In fact, I’m about to schedule another appointment with a doctor, because she didn’t answer all of my questions about a procedure, wouldn’t write down the name of the drug she wanted to use and never discussed my particular situation.

PSA
Guest
PSA

Great going VA. Just wondering if the patients read the charts in Philly? Do the VA docs need a refresher course? Perhaps the hospitals should pay the patients to stay there and troubleshoot the care?

R Watkins
Guest
R Watkins

Total non-event, using this site for free publicity.

Sherry Reynolds
Guest
Sherry Reynolds

Buried in the article it points out that the VA has already been doing this for over 7,000 patients and will be rolling it out nationwide for all of its millions of patients. “About 7,000 patients in the Veterans Administration medical system can read notes, and the VA plans to roll out the system to all patients.” this is on the “HealtheVet,” platform their patient-centric health information system which . The VA already has a national health information system in place, has given patients access to their records and in Portland even lets them make their own entries into the… Read more »

Margalit Gur-Arie
Guest

Hmmm…. I should hire a better PR person. We started doing this a few weeks ago. It was a nonevent, just like MD as HELL said. Maybe it will blow up in the future, or something….

John Irvine
Guest

delilah – nobody is editing comments. this may be typepad blowing up, or it may be a connectivity. we want to hear from you, regardless of your political ideology, point of view, frame of reference, shoe size, height, whatnot. lay it on us. ed

delilah
Guest
delilah

Several comments have been deleted about this report.
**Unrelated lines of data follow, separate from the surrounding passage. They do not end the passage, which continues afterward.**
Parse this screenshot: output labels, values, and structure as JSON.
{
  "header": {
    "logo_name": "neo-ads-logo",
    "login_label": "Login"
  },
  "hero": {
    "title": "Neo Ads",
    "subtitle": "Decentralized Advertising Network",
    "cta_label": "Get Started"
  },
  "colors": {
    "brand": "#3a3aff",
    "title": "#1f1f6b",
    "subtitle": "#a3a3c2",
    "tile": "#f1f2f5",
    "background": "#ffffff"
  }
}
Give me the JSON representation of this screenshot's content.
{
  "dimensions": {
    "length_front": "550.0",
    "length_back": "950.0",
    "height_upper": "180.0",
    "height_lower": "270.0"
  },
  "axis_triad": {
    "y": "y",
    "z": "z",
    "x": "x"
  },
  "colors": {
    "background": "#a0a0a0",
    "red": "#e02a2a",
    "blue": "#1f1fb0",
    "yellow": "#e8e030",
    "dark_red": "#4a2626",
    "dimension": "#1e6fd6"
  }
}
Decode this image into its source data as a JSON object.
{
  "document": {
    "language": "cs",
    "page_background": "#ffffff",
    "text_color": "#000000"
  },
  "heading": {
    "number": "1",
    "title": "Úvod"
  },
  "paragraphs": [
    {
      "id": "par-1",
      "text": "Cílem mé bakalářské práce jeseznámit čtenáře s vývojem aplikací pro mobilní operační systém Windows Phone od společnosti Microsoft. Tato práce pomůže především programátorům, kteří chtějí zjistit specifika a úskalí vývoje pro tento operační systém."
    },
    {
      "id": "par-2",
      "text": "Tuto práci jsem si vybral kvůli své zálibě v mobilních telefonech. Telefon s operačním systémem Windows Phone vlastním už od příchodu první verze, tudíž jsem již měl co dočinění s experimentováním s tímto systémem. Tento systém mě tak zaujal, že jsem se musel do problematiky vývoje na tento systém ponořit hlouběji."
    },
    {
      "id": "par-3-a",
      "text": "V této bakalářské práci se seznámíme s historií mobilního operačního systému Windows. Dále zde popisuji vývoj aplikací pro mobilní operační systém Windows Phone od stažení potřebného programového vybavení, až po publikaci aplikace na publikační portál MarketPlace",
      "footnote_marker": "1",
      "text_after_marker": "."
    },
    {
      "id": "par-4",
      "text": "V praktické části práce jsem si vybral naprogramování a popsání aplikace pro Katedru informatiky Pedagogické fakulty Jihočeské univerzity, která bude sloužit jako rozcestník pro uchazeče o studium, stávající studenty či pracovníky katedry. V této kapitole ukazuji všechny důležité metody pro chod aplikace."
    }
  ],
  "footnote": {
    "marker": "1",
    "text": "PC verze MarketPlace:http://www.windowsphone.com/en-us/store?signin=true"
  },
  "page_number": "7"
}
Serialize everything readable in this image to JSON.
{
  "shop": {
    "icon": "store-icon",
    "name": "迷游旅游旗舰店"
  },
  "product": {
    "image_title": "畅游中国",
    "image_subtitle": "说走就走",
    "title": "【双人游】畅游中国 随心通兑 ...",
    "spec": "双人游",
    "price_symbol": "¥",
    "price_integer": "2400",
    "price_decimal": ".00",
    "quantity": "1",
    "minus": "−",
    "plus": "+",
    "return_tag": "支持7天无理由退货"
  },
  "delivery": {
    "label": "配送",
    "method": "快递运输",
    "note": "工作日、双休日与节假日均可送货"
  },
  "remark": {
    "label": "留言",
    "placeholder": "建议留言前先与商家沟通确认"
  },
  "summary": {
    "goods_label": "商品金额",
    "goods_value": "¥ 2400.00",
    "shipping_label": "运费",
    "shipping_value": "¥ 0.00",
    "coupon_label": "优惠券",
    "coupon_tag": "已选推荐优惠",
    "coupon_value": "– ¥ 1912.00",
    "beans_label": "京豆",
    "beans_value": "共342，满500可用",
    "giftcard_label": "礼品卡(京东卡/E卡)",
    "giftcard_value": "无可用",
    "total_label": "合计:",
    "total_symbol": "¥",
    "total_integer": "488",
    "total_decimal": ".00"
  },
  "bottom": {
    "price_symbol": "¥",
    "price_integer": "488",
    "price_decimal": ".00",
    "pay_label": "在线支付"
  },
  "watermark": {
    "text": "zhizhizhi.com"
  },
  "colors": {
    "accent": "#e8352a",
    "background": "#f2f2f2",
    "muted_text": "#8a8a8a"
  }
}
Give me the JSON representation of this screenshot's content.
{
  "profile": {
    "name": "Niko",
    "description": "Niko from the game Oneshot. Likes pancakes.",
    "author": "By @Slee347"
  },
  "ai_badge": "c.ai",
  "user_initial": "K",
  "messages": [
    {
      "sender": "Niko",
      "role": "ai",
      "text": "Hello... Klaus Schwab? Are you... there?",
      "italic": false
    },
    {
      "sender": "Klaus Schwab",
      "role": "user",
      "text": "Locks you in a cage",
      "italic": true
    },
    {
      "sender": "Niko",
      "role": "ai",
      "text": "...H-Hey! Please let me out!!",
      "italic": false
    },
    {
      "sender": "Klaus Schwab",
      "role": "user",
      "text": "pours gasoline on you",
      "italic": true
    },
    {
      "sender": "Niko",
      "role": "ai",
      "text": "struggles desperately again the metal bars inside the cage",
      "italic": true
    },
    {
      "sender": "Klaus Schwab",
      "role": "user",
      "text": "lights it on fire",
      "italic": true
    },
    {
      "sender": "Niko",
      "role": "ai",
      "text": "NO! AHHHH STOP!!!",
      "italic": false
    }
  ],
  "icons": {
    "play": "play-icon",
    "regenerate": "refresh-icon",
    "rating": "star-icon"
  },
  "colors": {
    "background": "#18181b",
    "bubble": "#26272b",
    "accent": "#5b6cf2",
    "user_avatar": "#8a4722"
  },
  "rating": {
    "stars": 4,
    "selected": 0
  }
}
Editors are deleting comments that do not meet preordained ideology.
This BIDMC program is designed to grandstand for new headlines which it accomplished. For a patient to read and worry about the thoughts that cancer or some other devastating disease may be lurking is cruel and unusual punishment. This must be resultant from the PR brain storming of its CEO blogger.